Pick out each line of the records that includes the string "JSON", and copy it.

(Element data from apps and pages)
===============
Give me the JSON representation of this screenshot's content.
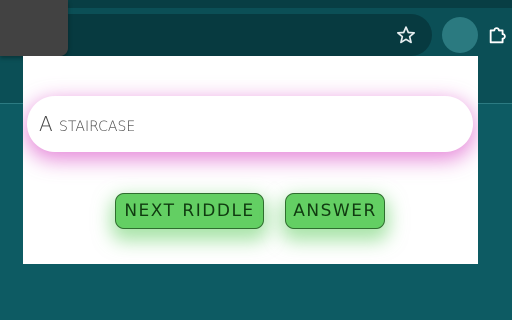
{
  "popup": {
    "answer_text": "A staircase",
    "next_button_label": "NEXT RIDDLE",
    "answer_button_label": "ANSWER"
  },
  "colors": {
    "browser_background": "#0d5b63",
    "answer_glow": "#de64cd",
    "button_fill": "#63cf63"
  },
  "icons": {
    "star": "star-icon",
    "profile": "profile-icon",
    "extensions": "puzzle-icon"
  }
}
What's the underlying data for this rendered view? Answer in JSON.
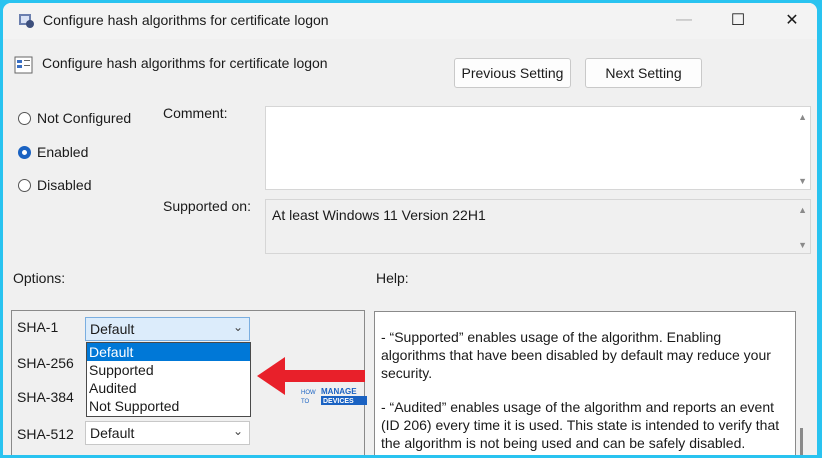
{
  "window": {
    "title": "Configure hash algorithms for certificate logon"
  },
  "header": {
    "title": "Configure hash algorithms for certificate logon"
  },
  "nav": {
    "previous": "Previous Setting",
    "next": "Next Setting"
  },
  "state": {
    "options": [
      "Not Configured",
      "Enabled",
      "Disabled"
    ],
    "selected": "Enabled"
  },
  "labels": {
    "comment": "Comment:",
    "supported_on": "Supported on:",
    "options": "Options:",
    "help": "Help:"
  },
  "supported_on_value": "At least Windows 11 Version 22H1",
  "options_rows": [
    {
      "label": "SHA-1",
      "value": "Default"
    },
    {
      "label": "SHA-256",
      "value": ""
    },
    {
      "label": "SHA-384",
      "value": ""
    },
    {
      "label": "SHA-512",
      "value": "Default"
    }
  ],
  "dropdown_items": [
    "Default",
    "Supported",
    "Audited",
    "Not Supported"
  ],
  "dropdown_selected": "Default",
  "help_paragraphs": [
    "- “Supported” enables usage of the algorithm. Enabling algorithms that have been disabled by default may reduce your security.",
    "- “Audited” enables usage of the algorithm and reports an event (ID 206) every time it is used. This state is intended to verify that the algorithm is not being used and can be safely disabled."
  ],
  "watermark": {
    "line1": "HOW",
    "line2": "TO",
    "brand1": "MANAGE",
    "brand2": "DEVICES"
  },
  "colors": {
    "accent": "#1a62c2",
    "selection": "#0078d7",
    "arrow": "#e8202a",
    "background": "#29c3f0"
  }
}
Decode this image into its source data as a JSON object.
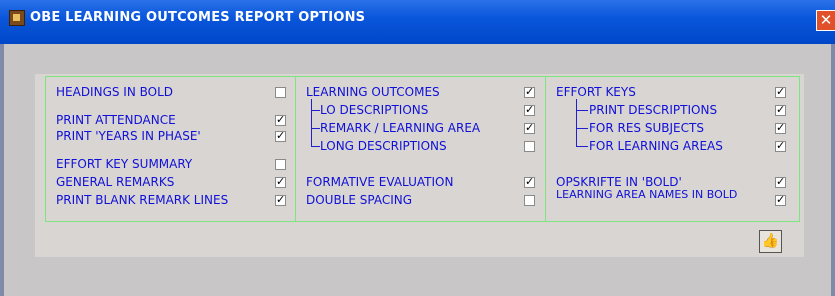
{
  "window": {
    "title": "OBE LEARNING OUTCOMES REPORT OPTIONS"
  },
  "col1": {
    "headings_bold": {
      "label": "HEADINGS IN BOLD",
      "checked": false
    },
    "print_attendance": {
      "label": "PRINT ATTENDANCE",
      "checked": true
    },
    "print_years_in_phase": {
      "label": "PRINT 'YEARS IN PHASE'",
      "checked": true
    },
    "effort_key_summary": {
      "label": "EFFORT KEY SUMMARY",
      "checked": false
    },
    "general_remarks": {
      "label": "GENERAL REMARKS",
      "checked": true
    },
    "print_blank_remark_lines": {
      "label": "PRINT BLANK REMARK LINES",
      "checked": true
    }
  },
  "col2": {
    "learning_outcomes": {
      "label": "LEARNING OUTCOMES",
      "checked": true
    },
    "lo_descriptions": {
      "label": "LO DESCRIPTIONS",
      "checked": true
    },
    "remark_learning_area": {
      "label": "REMARK / LEARNING AREA",
      "checked": true
    },
    "long_descriptions": {
      "label": "LONG DESCRIPTIONS",
      "checked": false
    },
    "formative_evaluation": {
      "label": "FORMATIVE EVALUATION",
      "checked": true
    },
    "double_spacing": {
      "label": "DOUBLE SPACING",
      "checked": false
    }
  },
  "col3": {
    "effort_keys": {
      "label": "EFFORT KEYS",
      "checked": true
    },
    "print_descriptions": {
      "label": "PRINT DESCRIPTIONS",
      "checked": true
    },
    "for_res_subjects": {
      "label": "FOR RES SUBJECTS",
      "checked": true
    },
    "for_learning_areas": {
      "label": "FOR LEARNING AREAS",
      "checked": true
    },
    "opskrifte_in_bold": {
      "label": "OPSKRIFTE IN 'BOLD'",
      "checked": true
    },
    "learning_area_names_in_bold": {
      "label": "LEARNING AREA NAMES IN BOLD",
      "checked": true
    }
  },
  "icons": {
    "app": "app-icon",
    "close": "close-icon",
    "ok": "thumbs-up-icon"
  }
}
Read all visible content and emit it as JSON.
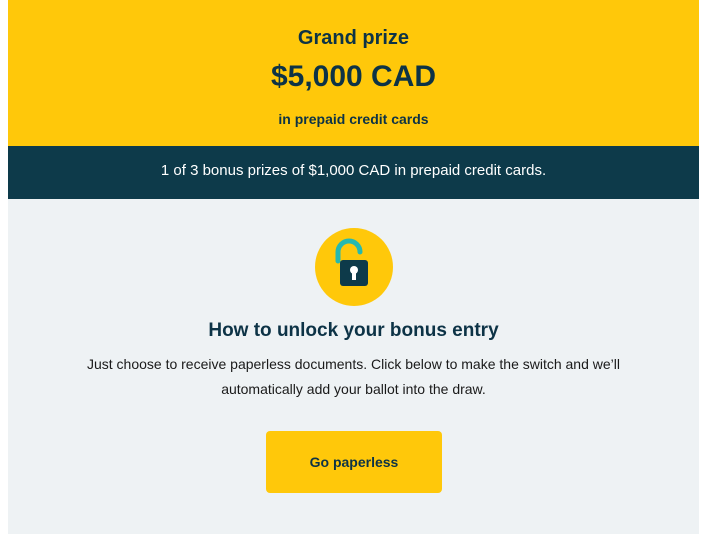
{
  "grand_prize": {
    "label": "Grand prize",
    "amount": "$5,000 CAD",
    "subtitle": "in prepaid credit cards"
  },
  "bonus_bar": {
    "text": "1 of 3 bonus prizes of $1,000 CAD in prepaid credit cards."
  },
  "unlock": {
    "icon": "unlocked-padlock-icon",
    "title": "How to unlock your bonus entry",
    "description": "Just choose to receive paperless documents. Click below to make the switch and we’ll automatically add your ballot into the draw."
  },
  "cta": {
    "label": "Go paperless"
  },
  "colors": {
    "accent_yellow": "#ffc80a",
    "navy": "#0d3a4a",
    "teal": "#25b9b0",
    "panel_bg": "#eef2f4"
  }
}
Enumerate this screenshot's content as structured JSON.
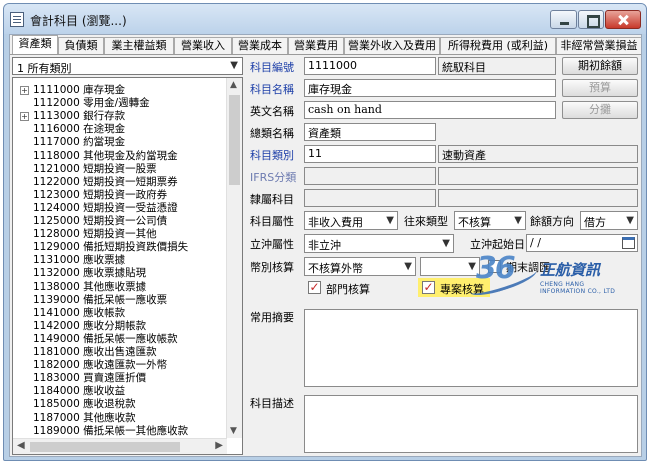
{
  "window": {
    "title": "會計科目 (瀏覽...)"
  },
  "tabs": [
    "資產類",
    "負債類",
    "業主權益類",
    "營業收入",
    "營業成本",
    "營業費用",
    "營業外收入及費用",
    "所得稅費用 (或利益)",
    "非經常營業損益"
  ],
  "left": {
    "type_select": "1 所有類別",
    "tree": [
      "1111000 庫存現金",
      "1112000 零用金/週轉金",
      "1113000 銀行存款",
      "1116000 在途現金",
      "1117000 約當現金",
      "1118000 其他現金及約當現金",
      "1121000 短期投資一股票",
      "1122000 短期投資一短期票券",
      "1123000 短期投資一政府券",
      "1124000 短期投資一受益憑證",
      "1125000 短期投資一公司債",
      "1128000 短期投資一其他",
      "1129000 備抵短期投資跌價損失",
      "1131000 應收票據",
      "1132000 應收票據貼現",
      "1138000 其他應收票據",
      "1139000 備抵呆帳一應收票",
      "1141000 應收帳款",
      "1142000 應收分期帳款",
      "1149000 備抵呆帳一應收帳款",
      "1181000 應收出售遠匯款",
      "1182000 應收遠匯款一外幣",
      "1183000 買賣遠匯折價",
      "1184000 應收收益",
      "1185000 應收退稅款",
      "1187000 其他應收款",
      "1189000 備抵呆帳一其他應收款"
    ],
    "expandable": [
      true,
      false,
      true,
      false,
      false,
      false,
      false,
      false,
      false,
      false,
      false,
      false,
      false,
      false,
      false,
      false,
      false,
      false,
      false,
      false,
      false,
      false,
      false,
      false,
      false,
      false,
      false
    ]
  },
  "form": {
    "code_label": "科目編號",
    "code_value": "1111000",
    "stat_label": "統馭科目",
    "name_label": "科目名稱",
    "name_value": "庫存現金",
    "en_label": "英文名稱",
    "en_value": "cash on hand",
    "class_label": "總類名稱",
    "class_value": "資產類",
    "cat_label": "科目類別",
    "cat_value": "11",
    "cat_name": "速動資產",
    "ifrs_label": "IFRS分類",
    "parent_label": "隸屬科目",
    "attr_label": "科目屬性",
    "attr_value": "非收入費用",
    "trans_label": "往來類型",
    "trans_value": "不核算",
    "bal_label": "餘額方向",
    "bal_value": "借方",
    "offset_label": "立沖屬性",
    "offset_value": "非立沖",
    "offset_date_label": "立沖起始日",
    "offset_date_value": "/ /",
    "currency_label": "幣別核算",
    "currency_value": "不核算外幣",
    "period_adjust_label": "期末調匯",
    "dept_label": "部門核算",
    "project_label": "專案核算",
    "summary_label": "常用摘要",
    "desc_label": "科目描述"
  },
  "buttons": {
    "opening": "期初餘額",
    "budget": "預算",
    "share": "分攤"
  },
  "watermark": {
    "brand_digits": "36",
    "brand_name": "正航資訊",
    "brand_en": "CHENG HANG INFORMATION CO., LTD"
  },
  "colors": {
    "titlebar": "#c9dbef",
    "required_label": "#1d3fa8",
    "highlight": "#ffef6e",
    "check": "#c62828"
  }
}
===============
* _Response box_
Give me the JSON representation of this screenshot's content.
What's the underlying data for this rendered view? Answer in JSON.
Decode this image into its source data as a JSON object.
Read all visible content and emit it as JSON.
Enumerate this screenshot's content as structured JSON.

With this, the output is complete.